Graham: Yeah, everybody was really kind. I don't think we were expecting people to be unkind, but I also don't think we were really expecting... well, I don't know what we were thinking. We just had this batch of songs and we wanted to record them and put them out. The people who have heard them all seem to think they're pretty good, too. So I don't know. I try to write songs for myself and somehow it comes across as universal enough for other people.

Michigan Rattlers

Analogue: When Christian joins you last October, there has to be a lot of obvious changes that come with adding a third member to any group. But how specifically has he changed the band on stage and in the studio?

Graham: On stage it definitely opened it up a bit more. There's a lot more space. When it was just me and Adam, the bass was the rhythm but there was also a lot of rhythm with me strumming on the guitar. Now on stage with the three ofus, sonically I don't have to go as crazy to keep the rhythm.

In the studio, Christian is a wizard on the piano and organ and he's just an incredible musician with a good ear and his ideas. We were already going in this direction, but it's definitely helped having him push us there.

Analogue: As a newer band, I was curious about your own relationship with the sheer amount of music being made. I just spoke with an artist earlier today who mentioned that he'd hate to be just starting out.

Graham: Yeah, I'll definitely have moments of weakness where I'm like, 'Oh my god, there's all kinds of great music out and so many people doing it. How can you even think you can stand a chance?' But I think we do a good job of not letting those thoughts continue. We love playing music and we love writing songs. I don't know what the hell else we'd be doing. And it's starting to work out. I don't know.

You just can't think about it. But I don't think we have to try too hard not to think about it. We're all pretty focused on the whole idea of keeping our heads down, continue to write and work and play and good things will happen if you stay true to what you believe in.

Analogue: You're working on some new songs. How is that comparing to what you've released before?

Graham: It's definitely evolved. In a songwriting sense, I love all the songs on the EP but a lot of these songs on the new full-length are better songs. Musically adding Christian adds a whole other level that we didn't have on the EP. We have an electric guitar player I met in Chicago who was in the studio with us who is insane. So I think it's similar to the EP but I also think it's kicked up a few notches in terms of arrangements.

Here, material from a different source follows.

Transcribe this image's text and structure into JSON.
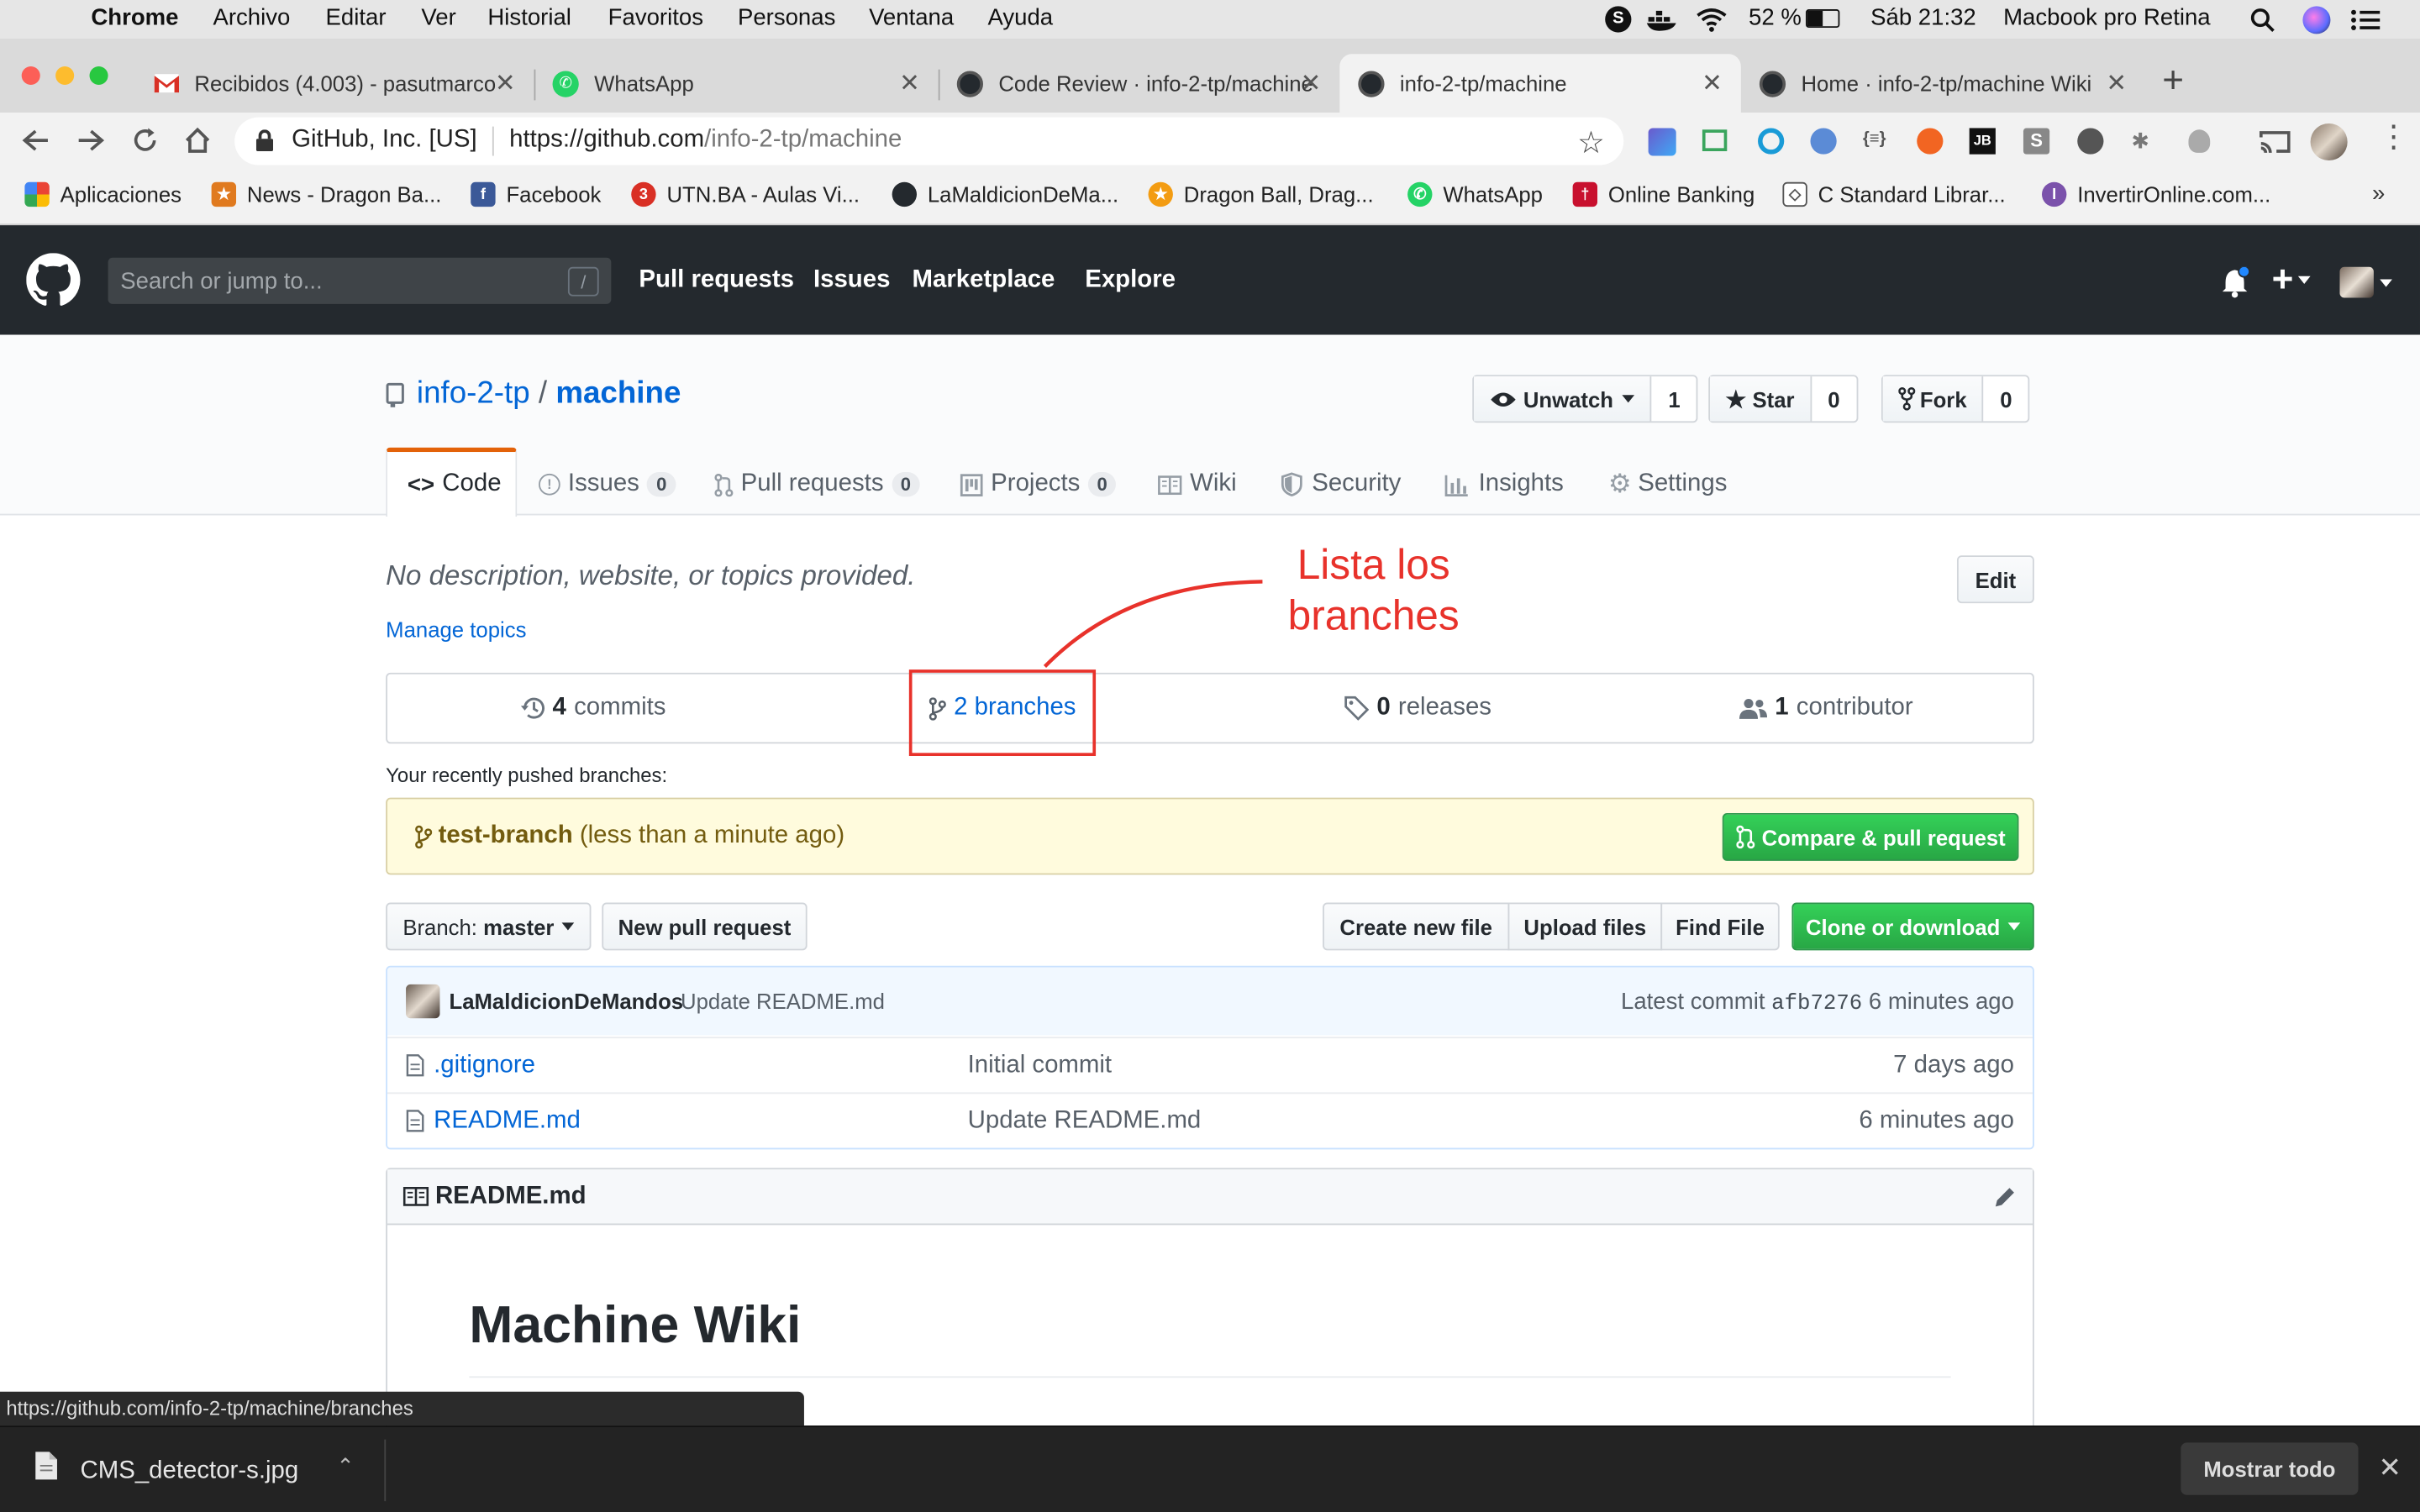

Analogue: Do you have a date for that yet?

Graham: No. Some of it is mixed and mastered and we're still waiting on half of it. It's probably going to be early fall.